Exercise objective: In the records below, print each line exactly and leave every image out.

(Records from a dataset)
■ ■ ■ ■ ■ ■ ■

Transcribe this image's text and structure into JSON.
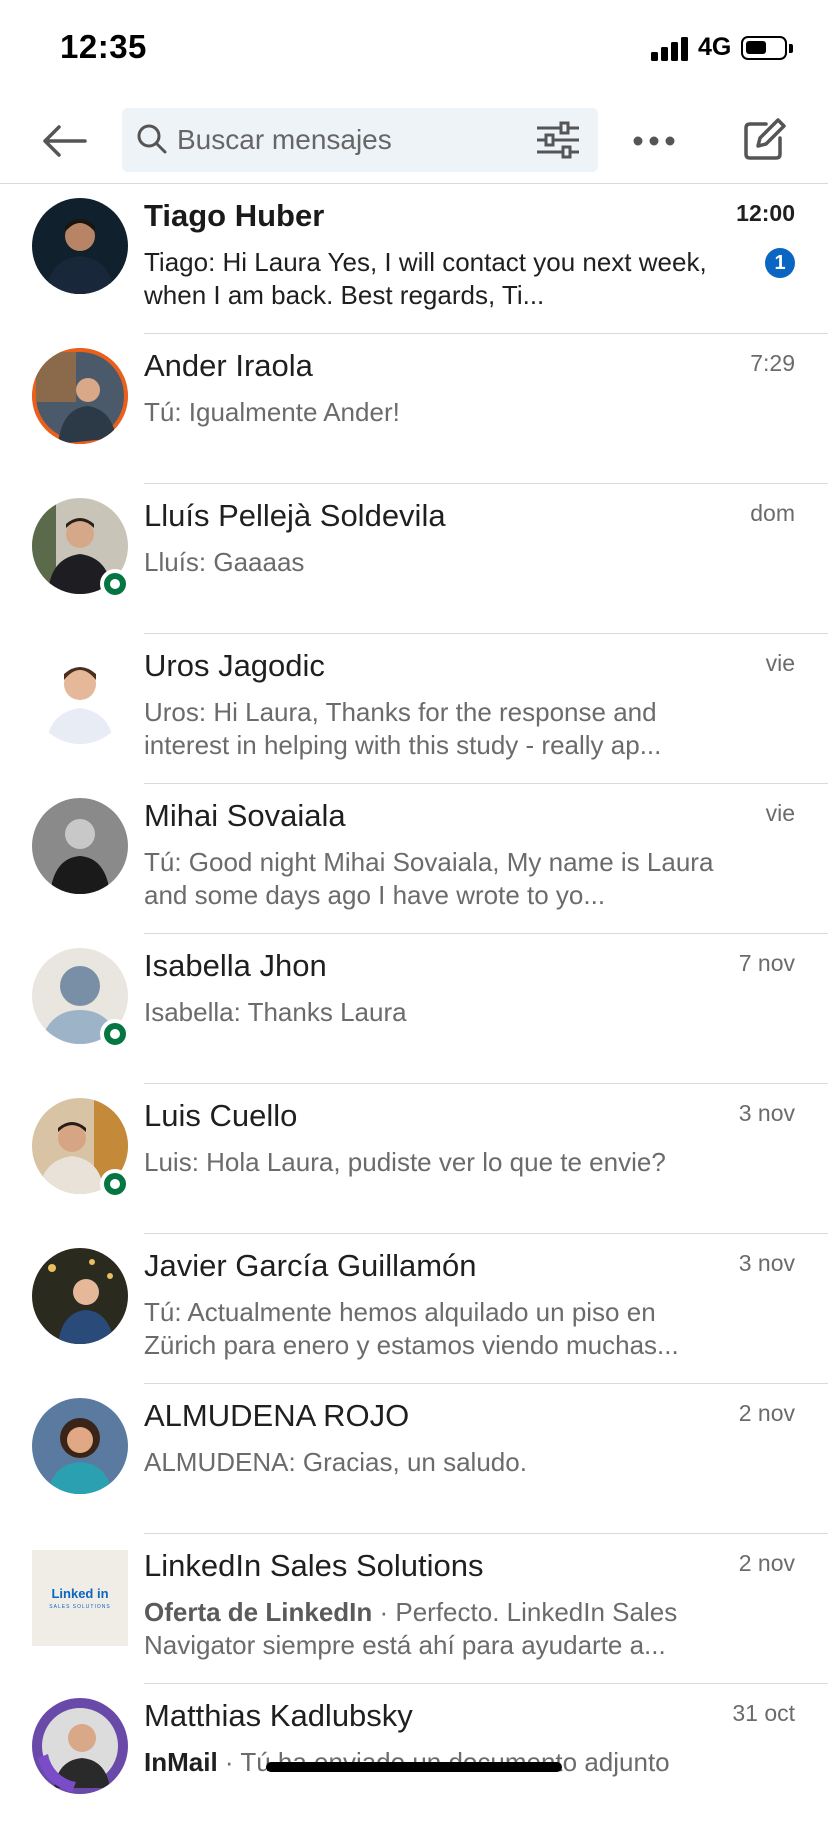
{
  "status_bar": {
    "time": "12:35",
    "network": "4G",
    "battery_level": 0.55
  },
  "header": {
    "back_icon": "arrow-left-icon",
    "search": {
      "placeholder": "Buscar mensajes",
      "icon": "search-icon"
    },
    "filter_icon": "sliders-icon",
    "more_icon": "ellipsis-icon",
    "compose_icon": "compose-icon"
  },
  "colors": {
    "accent": "#0a66c2",
    "presence": "#057642",
    "search_bg": "#eef3f8",
    "divider": "#dadada"
  },
  "conversations": [
    {
      "name": "Tiago Huber",
      "time": "12:00",
      "preview": "Tiago: Hi Laura Yes, I will contact you next week, when I am back.  Best regards,  Ti...",
      "unread_count": "1",
      "online": false
    },
    {
      "name": "Ander Iraola",
      "time": "7:29",
      "preview": "Tú: Igualmente Ander!",
      "online": false
    },
    {
      "name": "Lluís Pellejà Soldevila",
      "time": "dom",
      "preview": "Lluís: Gaaaas",
      "online": true
    },
    {
      "name": "Uros Jagodic",
      "time": "vie",
      "preview": "Uros: Hi Laura, Thanks for the response and interest in helping with this study - really ap...",
      "online": false
    },
    {
      "name": "Mihai Sovaiala",
      "time": "vie",
      "preview": "Tú: Good night Mihai Sovaiala,  My name is Laura and some days ago I have wrote to yo...",
      "online": false
    },
    {
      "name": "Isabella Jhon",
      "time": "7 nov",
      "preview": "Isabella: Thanks Laura",
      "online": true
    },
    {
      "name": "Luis Cuello",
      "time": "3 nov",
      "preview": "Luis: Hola Laura, pudiste ver lo que te envie?",
      "online": true
    },
    {
      "name": "Javier García Guillamón",
      "time": "3 nov",
      "preview": "Tú: Actualmente hemos alquilado un piso en Zürich para enero y estamos viendo muchas...",
      "online": false
    },
    {
      "name": "ALMUDENA ROJO",
      "time": "2 nov",
      "preview": "ALMUDENA: Gracias, un saludo.",
      "online": false
    },
    {
      "name": "LinkedIn Sales Solutions",
      "time": "2 nov",
      "tag": "Oferta de LinkedIn",
      "tag_separator": " · ",
      "preview": "Perfecto. LinkedIn Sales Navigator siempre está ahí para ayudarte a...",
      "online": false,
      "logo_text": "Linked in",
      "logo_subtext": "SALES SOLUTIONS"
    },
    {
      "name": "Matthias Kadlubsky",
      "time": "31 oct",
      "tag": "InMail",
      "tag_separator": " · ",
      "preview": "Tú ha enviado un documento adjunto",
      "online": false
    }
  ]
}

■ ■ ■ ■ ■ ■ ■

Response for this exercise:
Transcribe this image's text and structure into JSON.
{
  "status_bar": {
    "time": "12:35",
    "network": "4G",
    "battery_level": 0.55
  },
  "header": {
    "back_icon": "arrow-left-icon",
    "search": {
      "placeholder": "Buscar mensajes",
      "icon": "search-icon"
    },
    "filter_icon": "sliders-icon",
    "more_icon": "ellipsis-icon",
    "compose_icon": "compose-icon"
  },
  "colors": {
    "accent": "#0a66c2",
    "presence": "#057642",
    "search_bg": "#eef3f8",
    "divider": "#dadada"
  },
  "conversations": [
    {
      "name": "Tiago Huber",
      "time": "12:00",
      "preview": "Tiago: Hi Laura Yes, I will contact you next week, when I am back.  Best regards,  Ti...",
      "unread_count": "1",
      "online": false
    },
    {
      "name": "Ander Iraola",
      "time": "7:29",
      "preview": "Tú: Igualmente Ander!",
      "online": false
    },
    {
      "name": "Lluís Pellejà Soldevila",
      "time": "dom",
      "preview": "Lluís: Gaaaas",
      "online": true
    },
    {
      "name": "Uros Jagodic",
      "time": "vie",
      "preview": "Uros: Hi Laura, Thanks for the response and interest in helping with this study - really ap...",
      "online": false
    },
    {
      "name": "Mihai Sovaiala",
      "time": "vie",
      "preview": "Tú: Good night Mihai Sovaiala,  My name is Laura and some days ago I have wrote to yo...",
      "online": false
    },
    {
      "name": "Isabella Jhon",
      "time": "7 nov",
      "preview": "Isabella: Thanks Laura",
      "online": true
    },
    {
      "name": "Luis Cuello",
      "time": "3 nov",
      "preview": "Luis: Hola Laura, pudiste ver lo que te envie?",
      "online": true
    },
    {
      "name": "Javier García Guillamón",
      "time": "3 nov",
      "preview": "Tú: Actualmente hemos alquilado un piso en Zürich para enero y estamos viendo muchas...",
      "online": false
    },
    {
      "name": "ALMUDENA ROJO",
      "time": "2 nov",
      "preview": "ALMUDENA: Gracias, un saludo.",
      "online": false
    },
    {
      "name": "LinkedIn Sales Solutions",
      "time": "2 nov",
      "tag": "Oferta de LinkedIn",
      "tag_separator": " · ",
      "preview": "Perfecto. LinkedIn Sales Navigator siempre está ahí para ayudarte a...",
      "online": false,
      "logo_text": "Linked in",
      "logo_subtext": "SALES SOLUTIONS"
    },
    {
      "name": "Matthias Kadlubsky",
      "time": "31 oct",
      "tag": "InMail",
      "tag_separator": " · ",
      "preview": "Tú ha enviado un documento adjunto",
      "online": false
    }
  ]
}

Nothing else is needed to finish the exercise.